▶ [Exercise objective]:
Print the following entries without any change.

▶ [Source data]:
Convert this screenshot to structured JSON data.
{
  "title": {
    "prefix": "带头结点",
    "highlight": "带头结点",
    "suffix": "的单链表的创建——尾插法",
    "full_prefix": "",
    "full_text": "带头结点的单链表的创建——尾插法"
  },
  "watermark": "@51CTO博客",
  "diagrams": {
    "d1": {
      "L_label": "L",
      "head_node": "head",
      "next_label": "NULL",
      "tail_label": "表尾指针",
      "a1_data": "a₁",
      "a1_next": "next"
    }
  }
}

▶ [Answer area]:
Convert this screenshot to structured JSON data.
{
  "title": {
    "prefix": "带头结点",
    "highlight": "带头结点",
    "suffix": "的单链表的创建——尾插法",
    "full_prefix": "",
    "full_text": "带头结点的单链表的创建——尾插法"
  },
  "watermark": "@51CTO博客",
  "diagrams": {
    "d1": {
      "L_label": "L",
      "head_node": "head",
      "next_label": "NULL",
      "tail_label": "表尾指针",
      "a1_data": "a₁",
      "a1_next": "next"
    }
  }
}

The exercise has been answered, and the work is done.